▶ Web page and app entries
════════════════

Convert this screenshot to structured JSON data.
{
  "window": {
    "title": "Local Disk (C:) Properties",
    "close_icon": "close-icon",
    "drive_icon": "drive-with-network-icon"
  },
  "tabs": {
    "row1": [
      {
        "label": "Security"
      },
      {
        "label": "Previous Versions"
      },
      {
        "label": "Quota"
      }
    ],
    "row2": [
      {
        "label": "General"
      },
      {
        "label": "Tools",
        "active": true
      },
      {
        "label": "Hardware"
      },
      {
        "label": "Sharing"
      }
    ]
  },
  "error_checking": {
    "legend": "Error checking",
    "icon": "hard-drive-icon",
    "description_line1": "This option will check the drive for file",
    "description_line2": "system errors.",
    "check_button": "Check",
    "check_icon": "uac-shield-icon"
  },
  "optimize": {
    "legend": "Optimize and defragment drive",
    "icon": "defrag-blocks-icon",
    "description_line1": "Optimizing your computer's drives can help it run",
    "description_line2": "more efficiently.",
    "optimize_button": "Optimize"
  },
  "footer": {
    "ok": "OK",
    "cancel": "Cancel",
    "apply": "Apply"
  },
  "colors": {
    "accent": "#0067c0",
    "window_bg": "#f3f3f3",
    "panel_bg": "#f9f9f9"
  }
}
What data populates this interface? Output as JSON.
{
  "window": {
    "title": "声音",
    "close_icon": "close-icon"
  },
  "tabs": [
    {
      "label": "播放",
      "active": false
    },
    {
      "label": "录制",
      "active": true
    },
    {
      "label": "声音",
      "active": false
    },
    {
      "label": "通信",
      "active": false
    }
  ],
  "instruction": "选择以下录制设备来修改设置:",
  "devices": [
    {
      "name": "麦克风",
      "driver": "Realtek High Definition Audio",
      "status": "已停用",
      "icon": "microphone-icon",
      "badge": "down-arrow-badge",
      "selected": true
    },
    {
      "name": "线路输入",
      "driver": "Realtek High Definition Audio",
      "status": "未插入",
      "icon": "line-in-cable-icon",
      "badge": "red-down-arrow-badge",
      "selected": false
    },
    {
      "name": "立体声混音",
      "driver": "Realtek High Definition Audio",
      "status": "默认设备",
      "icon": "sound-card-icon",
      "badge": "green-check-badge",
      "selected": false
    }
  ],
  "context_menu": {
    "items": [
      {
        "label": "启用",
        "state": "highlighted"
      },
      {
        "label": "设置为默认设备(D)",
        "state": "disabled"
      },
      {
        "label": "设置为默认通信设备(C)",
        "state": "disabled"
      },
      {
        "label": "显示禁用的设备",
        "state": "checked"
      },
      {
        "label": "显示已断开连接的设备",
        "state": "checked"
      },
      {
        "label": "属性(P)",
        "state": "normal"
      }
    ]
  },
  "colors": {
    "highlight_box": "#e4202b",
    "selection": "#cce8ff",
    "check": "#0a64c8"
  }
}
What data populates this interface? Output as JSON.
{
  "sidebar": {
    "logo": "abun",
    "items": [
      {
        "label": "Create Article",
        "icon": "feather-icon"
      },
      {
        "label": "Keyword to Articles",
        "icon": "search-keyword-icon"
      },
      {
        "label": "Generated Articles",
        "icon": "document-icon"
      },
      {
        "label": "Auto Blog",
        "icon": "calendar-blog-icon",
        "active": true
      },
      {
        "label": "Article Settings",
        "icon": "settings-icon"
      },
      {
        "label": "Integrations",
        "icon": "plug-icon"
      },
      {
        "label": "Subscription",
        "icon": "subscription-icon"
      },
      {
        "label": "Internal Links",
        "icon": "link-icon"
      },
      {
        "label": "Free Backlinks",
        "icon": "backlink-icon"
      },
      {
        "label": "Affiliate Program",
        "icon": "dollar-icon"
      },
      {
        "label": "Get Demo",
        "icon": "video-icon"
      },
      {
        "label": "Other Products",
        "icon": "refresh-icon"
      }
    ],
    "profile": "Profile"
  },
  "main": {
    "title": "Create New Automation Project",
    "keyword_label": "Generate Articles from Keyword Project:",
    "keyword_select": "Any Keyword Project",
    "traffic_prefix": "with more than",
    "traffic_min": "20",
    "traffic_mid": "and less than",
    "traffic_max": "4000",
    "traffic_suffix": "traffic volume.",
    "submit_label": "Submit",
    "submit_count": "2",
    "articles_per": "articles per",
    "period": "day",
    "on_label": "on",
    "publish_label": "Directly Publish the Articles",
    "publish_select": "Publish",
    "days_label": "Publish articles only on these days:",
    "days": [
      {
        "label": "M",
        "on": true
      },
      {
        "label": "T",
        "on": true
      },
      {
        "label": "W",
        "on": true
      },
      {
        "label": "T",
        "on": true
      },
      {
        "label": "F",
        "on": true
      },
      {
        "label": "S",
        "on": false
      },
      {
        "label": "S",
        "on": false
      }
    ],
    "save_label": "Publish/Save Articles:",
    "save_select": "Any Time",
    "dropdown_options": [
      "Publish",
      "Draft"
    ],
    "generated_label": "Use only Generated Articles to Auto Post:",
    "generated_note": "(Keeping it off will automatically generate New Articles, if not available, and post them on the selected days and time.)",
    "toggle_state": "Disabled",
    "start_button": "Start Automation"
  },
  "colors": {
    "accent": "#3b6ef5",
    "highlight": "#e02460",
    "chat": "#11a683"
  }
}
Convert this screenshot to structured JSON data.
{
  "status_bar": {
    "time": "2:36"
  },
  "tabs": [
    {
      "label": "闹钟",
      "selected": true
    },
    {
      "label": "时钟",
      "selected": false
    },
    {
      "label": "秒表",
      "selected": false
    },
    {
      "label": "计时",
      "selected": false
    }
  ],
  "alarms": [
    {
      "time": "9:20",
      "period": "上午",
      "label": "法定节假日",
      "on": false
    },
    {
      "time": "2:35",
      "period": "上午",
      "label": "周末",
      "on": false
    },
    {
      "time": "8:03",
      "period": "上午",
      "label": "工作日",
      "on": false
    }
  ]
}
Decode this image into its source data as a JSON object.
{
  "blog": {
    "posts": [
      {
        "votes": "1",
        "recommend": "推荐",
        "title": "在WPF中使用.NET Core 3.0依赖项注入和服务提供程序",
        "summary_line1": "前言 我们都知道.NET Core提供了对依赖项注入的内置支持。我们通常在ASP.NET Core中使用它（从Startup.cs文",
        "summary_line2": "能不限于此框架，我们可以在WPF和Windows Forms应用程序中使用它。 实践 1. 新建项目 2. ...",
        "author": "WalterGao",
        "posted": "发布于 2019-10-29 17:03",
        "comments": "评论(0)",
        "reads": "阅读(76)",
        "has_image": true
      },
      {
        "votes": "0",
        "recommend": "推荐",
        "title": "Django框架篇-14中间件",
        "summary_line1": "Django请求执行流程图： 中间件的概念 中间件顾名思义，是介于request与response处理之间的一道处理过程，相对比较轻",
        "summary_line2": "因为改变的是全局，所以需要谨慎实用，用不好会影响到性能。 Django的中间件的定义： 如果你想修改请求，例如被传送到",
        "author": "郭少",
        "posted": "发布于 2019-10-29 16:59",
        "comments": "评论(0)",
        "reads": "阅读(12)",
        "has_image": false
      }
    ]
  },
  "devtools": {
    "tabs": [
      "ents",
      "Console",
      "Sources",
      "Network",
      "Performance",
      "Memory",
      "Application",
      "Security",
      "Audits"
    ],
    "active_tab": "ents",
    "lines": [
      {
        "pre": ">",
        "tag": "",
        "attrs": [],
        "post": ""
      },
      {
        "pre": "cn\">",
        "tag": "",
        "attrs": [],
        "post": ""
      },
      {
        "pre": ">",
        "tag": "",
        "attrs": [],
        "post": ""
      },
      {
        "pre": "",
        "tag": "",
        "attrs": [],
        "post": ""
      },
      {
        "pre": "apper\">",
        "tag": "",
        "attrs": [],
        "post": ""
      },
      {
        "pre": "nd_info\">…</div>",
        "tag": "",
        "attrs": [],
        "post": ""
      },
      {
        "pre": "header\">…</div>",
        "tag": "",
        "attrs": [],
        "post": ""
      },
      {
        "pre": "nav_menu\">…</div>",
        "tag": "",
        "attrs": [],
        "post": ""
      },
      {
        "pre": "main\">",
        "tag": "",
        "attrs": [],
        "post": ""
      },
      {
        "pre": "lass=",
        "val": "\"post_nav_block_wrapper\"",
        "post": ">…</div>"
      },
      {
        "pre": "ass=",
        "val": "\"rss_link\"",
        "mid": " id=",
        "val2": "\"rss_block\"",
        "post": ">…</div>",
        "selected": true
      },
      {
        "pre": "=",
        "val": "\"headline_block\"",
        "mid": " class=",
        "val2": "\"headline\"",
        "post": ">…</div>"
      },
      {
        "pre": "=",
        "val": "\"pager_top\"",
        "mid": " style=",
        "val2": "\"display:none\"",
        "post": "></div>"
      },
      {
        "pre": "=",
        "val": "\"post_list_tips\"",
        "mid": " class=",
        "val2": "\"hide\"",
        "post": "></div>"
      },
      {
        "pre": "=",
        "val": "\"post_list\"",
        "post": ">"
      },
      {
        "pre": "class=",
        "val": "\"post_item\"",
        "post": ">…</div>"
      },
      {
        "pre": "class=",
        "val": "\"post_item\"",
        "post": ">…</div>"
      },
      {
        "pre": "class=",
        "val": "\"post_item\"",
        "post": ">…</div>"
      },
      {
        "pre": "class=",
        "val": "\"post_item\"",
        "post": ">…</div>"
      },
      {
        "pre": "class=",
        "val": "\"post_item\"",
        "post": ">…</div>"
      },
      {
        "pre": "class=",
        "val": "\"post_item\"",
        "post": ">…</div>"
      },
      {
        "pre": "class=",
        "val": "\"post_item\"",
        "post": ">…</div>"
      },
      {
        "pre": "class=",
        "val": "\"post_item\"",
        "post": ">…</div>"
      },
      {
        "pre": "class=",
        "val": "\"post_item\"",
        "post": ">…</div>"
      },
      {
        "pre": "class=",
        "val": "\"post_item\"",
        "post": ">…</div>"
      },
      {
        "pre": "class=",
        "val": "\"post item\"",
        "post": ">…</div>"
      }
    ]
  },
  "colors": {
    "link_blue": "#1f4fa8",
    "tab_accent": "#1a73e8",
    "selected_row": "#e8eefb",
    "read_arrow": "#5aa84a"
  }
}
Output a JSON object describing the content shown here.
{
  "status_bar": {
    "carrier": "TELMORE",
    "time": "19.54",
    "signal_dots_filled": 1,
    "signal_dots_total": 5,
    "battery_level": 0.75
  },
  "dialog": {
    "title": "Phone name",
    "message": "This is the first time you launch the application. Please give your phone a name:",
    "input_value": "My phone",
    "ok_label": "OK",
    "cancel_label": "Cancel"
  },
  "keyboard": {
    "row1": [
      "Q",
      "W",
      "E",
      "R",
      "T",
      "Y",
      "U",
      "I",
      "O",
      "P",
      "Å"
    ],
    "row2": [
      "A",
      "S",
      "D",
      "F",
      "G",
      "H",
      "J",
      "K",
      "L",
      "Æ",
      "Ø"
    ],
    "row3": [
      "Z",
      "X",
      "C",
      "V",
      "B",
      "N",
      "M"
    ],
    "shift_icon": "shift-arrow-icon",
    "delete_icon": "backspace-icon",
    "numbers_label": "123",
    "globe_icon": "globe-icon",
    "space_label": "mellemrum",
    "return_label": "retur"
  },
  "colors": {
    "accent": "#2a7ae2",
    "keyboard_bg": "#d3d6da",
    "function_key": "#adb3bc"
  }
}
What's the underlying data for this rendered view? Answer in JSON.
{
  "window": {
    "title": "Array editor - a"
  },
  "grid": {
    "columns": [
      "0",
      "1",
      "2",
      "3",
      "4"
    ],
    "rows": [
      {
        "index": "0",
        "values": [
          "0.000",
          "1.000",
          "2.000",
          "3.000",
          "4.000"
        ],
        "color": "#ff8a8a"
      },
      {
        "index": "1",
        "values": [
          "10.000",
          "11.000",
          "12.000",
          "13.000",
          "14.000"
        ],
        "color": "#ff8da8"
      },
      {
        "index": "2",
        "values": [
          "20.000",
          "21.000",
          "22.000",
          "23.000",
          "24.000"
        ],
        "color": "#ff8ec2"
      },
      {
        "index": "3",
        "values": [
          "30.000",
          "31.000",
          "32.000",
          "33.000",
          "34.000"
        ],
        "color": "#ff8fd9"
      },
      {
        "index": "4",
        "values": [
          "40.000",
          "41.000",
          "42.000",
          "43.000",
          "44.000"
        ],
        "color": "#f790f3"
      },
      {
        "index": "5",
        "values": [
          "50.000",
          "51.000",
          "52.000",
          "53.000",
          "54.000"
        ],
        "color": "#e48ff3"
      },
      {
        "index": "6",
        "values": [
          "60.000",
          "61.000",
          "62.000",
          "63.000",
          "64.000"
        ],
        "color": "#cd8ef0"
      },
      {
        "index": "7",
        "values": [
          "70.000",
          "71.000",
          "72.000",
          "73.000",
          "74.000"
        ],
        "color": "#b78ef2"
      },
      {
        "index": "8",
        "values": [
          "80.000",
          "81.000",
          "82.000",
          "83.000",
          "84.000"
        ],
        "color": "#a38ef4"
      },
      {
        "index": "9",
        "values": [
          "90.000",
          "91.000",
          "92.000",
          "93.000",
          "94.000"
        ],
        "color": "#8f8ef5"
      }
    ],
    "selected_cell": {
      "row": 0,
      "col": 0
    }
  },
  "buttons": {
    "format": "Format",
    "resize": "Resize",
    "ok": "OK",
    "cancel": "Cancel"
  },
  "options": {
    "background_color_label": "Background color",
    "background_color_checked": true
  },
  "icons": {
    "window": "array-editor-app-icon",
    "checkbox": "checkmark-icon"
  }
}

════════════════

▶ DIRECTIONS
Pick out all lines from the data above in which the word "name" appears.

▶ TASK OUTPUT
      "name": "麦克风",
      "name": "线路输入",
      "name": "立体声混音",
    "title": "Phone name",
    "message": "This is the first time you launch the application. Please give your phone a name:",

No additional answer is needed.